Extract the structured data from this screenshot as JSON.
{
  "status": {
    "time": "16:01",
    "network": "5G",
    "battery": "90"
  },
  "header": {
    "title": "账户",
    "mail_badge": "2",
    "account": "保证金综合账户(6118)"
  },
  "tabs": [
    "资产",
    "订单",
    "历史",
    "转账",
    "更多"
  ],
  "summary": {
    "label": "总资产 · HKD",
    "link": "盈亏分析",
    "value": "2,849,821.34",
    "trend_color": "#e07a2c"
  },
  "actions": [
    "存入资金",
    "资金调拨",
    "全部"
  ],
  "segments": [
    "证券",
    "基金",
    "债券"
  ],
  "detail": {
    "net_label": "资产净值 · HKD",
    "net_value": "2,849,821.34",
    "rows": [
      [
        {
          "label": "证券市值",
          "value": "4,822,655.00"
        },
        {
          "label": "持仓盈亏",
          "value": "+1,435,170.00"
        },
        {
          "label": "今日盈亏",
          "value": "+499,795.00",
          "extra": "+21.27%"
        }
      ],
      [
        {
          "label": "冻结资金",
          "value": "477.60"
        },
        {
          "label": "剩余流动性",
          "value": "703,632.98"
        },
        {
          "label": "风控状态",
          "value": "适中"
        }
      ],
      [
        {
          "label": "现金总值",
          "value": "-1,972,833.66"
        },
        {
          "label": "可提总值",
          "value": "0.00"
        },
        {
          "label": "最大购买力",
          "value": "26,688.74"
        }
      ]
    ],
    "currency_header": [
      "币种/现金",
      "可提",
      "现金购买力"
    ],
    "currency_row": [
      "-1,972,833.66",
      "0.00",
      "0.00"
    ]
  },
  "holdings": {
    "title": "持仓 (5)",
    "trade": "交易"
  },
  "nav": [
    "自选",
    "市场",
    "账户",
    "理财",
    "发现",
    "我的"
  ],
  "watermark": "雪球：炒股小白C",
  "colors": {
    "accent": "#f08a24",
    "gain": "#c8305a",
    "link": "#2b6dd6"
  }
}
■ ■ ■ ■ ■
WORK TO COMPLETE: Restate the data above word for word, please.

SOLUTION FOR THIS PROBLEM:
Extract the structured data from this screenshot as JSON.
{
  "status": {
    "time": "16:01",
    "network": "5G",
    "battery": "90"
  },
  "header": {
    "title": "账户",
    "mail_badge": "2",
    "account": "保证金综合账户(6118)"
  },
  "tabs": [
    "资产",
    "订单",
    "历史",
    "转账",
    "更多"
  ],
  "summary": {
    "label": "总资产 · HKD",
    "link": "盈亏分析",
    "value": "2,849,821.34",
    "trend_color": "#e07a2c"
  },
  "actions": [
    "存入资金",
    "资金调拨",
    "全部"
  ],
  "segments": [
    "证券",
    "基金",
    "债券"
  ],
  "detail": {
    "net_label": "资产净值 · HKD",
    "net_value": "2,849,821.34",
    "rows": [
      [
        {
          "label": "证券市值",
          "value": "4,822,655.00"
        },
        {
          "label": "持仓盈亏",
          "value": "+1,435,170.00"
        },
        {
          "label": "今日盈亏",
          "value": "+499,795.00",
          "extra": "+21.27%"
        }
      ],
      [
        {
          "label": "冻结资金",
          "value": "477.60"
        },
        {
          "label": "剩余流动性",
          "value": "703,632.98"
        },
        {
          "label": "风控状态",
          "value": "适中"
        }
      ],
      [
        {
          "label": "现金总值",
          "value": "-1,972,833.66"
        },
        {
          "label": "可提总值",
          "value": "0.00"
        },
        {
          "label": "最大购买力",
          "value": "26,688.74"
        }
      ]
    ],
    "currency_header": [
      "币种/现金",
      "可提",
      "现金购买力"
    ],
    "currency_row": [
      "-1,972,833.66",
      "0.00",
      "0.00"
    ]
  },
  "holdings": {
    "title": "持仓 (5)",
    "trade": "交易"
  },
  "nav": [
    "自选",
    "市场",
    "账户",
    "理财",
    "发现",
    "我的"
  ],
  "watermark": "雪球：炒股小白C",
  "colors": {
    "accent": "#f08a24",
    "gain": "#c8305a",
    "link": "#2b6dd6"
  }
}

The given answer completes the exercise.